Ezzat, K., M. Pernemalm, S. Pålsson, T. C. Roberts, P. Järver, A. Dondalska, B. Bestas, M. J. Sobkowiak, B. Levänen, M. Sköld, et al., "The viral protein corona directs viral pathogenesis and amyloid aggregation.", Nature communications, vol. 10, issue 1, pp. 2331, 2019. Abstract

Artificial nanoparticles accumulate a protein corona layer in biological fluids, which significantly influences their bioactivity. As nanosized obligate intracellular parasites, viruses share many biophysical properties with artificial nanoparticles in extracellular environments and here we show that respiratory syncytial virus (RSV) and herpes simplex virus type 1 (HSV-1) accumulate a rich and distinctive protein corona in different biological fluids. Moreover, we show that corona pre-coating differentially affects viral infectivity and immune cell activation. In addition, we demonstrate that viruses bind amyloidogenic peptides in their corona and catalyze amyloid formation via surface-assisted heterogeneous nucleation.

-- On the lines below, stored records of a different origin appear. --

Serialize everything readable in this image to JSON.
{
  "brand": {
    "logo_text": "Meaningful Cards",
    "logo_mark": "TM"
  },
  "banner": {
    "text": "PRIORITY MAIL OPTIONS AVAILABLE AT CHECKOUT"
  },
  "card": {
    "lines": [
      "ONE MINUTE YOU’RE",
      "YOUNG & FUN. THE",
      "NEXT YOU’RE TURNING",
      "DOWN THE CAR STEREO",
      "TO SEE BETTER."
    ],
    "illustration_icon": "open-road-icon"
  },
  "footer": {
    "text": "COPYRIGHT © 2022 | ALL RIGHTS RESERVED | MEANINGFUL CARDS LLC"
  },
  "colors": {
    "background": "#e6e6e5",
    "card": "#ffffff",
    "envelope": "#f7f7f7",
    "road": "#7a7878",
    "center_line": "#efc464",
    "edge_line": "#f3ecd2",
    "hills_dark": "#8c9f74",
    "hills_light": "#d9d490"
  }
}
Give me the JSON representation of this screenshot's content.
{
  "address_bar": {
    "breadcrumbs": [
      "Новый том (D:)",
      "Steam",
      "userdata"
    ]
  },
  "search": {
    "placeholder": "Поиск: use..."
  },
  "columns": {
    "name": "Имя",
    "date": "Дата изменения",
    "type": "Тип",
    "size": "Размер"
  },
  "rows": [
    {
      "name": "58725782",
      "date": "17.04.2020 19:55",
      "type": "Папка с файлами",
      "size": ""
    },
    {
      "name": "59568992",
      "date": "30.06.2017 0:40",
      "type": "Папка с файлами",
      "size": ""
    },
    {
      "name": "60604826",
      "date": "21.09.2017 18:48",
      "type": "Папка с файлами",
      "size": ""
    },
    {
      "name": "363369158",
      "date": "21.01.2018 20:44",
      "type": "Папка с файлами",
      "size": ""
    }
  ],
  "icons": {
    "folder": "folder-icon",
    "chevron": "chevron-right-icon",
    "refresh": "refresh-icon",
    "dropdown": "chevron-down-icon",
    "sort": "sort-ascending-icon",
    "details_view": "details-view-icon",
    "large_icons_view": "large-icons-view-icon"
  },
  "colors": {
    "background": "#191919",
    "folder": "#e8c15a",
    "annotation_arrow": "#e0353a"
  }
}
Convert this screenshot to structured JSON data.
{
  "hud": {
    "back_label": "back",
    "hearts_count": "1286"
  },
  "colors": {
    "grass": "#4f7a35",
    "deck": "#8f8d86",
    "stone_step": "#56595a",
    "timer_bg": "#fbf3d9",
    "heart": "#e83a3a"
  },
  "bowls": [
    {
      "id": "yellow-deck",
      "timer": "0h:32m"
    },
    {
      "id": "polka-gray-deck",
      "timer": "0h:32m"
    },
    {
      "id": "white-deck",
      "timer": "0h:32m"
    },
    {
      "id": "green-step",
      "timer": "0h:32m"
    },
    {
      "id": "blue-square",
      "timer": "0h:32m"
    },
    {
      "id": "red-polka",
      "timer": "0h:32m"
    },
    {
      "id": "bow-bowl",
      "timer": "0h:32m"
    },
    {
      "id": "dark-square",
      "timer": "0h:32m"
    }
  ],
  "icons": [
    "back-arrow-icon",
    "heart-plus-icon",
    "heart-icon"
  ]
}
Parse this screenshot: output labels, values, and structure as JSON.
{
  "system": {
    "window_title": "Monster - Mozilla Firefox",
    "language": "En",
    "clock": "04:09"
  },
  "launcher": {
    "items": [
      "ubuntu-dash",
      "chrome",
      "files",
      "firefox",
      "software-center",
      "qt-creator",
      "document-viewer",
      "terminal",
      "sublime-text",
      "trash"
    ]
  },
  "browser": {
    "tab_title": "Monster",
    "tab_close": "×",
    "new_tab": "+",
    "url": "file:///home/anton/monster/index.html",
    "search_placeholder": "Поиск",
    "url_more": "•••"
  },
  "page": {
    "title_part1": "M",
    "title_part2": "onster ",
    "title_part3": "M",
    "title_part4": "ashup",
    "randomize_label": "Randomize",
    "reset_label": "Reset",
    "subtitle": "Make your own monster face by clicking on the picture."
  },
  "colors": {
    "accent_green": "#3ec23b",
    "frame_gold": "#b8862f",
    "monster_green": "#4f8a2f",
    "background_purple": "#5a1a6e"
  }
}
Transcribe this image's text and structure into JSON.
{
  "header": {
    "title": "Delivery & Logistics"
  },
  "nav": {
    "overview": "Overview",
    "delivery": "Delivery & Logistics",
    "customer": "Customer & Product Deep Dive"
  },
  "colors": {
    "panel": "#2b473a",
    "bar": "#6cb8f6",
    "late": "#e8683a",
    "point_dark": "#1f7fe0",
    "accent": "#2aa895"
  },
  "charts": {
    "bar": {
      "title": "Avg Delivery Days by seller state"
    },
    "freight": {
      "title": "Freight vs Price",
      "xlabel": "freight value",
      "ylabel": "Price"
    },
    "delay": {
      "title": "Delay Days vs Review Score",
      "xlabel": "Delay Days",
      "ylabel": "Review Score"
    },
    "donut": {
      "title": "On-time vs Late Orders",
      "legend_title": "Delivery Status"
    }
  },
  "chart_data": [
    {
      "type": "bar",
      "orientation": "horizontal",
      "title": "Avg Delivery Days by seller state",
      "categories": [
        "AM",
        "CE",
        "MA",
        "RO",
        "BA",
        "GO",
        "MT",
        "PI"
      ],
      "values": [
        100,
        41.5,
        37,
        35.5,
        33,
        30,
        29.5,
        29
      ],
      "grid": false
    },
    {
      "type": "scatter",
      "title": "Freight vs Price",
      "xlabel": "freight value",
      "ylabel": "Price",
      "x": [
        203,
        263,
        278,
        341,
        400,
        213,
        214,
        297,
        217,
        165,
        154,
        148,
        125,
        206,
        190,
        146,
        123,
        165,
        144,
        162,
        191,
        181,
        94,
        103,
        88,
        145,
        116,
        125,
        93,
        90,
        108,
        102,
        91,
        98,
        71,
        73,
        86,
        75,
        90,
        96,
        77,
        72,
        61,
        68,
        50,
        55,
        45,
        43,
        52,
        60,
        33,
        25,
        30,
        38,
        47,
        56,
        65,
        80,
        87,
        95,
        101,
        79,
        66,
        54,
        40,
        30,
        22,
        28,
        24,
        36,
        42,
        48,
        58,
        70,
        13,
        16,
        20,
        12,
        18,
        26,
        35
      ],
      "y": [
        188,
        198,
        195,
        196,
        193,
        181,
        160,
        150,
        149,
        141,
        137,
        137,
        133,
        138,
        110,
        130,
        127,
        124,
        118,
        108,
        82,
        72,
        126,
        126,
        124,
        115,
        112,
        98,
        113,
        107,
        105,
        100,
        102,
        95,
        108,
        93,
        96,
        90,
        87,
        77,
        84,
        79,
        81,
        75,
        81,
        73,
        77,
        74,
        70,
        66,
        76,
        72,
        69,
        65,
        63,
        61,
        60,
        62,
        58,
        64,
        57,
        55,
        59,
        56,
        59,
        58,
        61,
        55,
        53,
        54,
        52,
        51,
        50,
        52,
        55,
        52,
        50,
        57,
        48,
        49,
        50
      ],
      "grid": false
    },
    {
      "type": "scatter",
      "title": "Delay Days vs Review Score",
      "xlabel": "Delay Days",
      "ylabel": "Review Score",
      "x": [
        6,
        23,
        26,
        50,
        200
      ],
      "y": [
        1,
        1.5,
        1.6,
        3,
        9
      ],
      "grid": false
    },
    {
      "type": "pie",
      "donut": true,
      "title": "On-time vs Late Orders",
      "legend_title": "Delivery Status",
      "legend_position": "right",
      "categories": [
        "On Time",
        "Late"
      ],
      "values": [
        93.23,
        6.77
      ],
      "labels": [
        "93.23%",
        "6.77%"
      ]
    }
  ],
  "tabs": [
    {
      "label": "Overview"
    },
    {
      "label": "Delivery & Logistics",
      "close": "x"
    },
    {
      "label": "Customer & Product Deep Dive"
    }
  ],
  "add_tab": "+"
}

Importantly, we show that HSV-1 catalyzes the aggregation of the amyloid β-peptide (Aβ), a major constituent of amyloid plaques in Alzheimer's disease, in vitro and in animal models. Our results highlight the viral protein corona as an acquired structural layer that is critical for viral-host interactions and illustrate a mechanistic convergence between viral and amyloid pathologies.

Jaleel, G. A. A., M. F. Yousif, K. A. D. R. I. Y. A. E. L. S. DEEB, and F. A. T. H. Y. M. SOLIMAN, "Vicia ervilia L. seeds newly explored biological activities", cogent biology, vol. 3, 2017. published_paper.pdf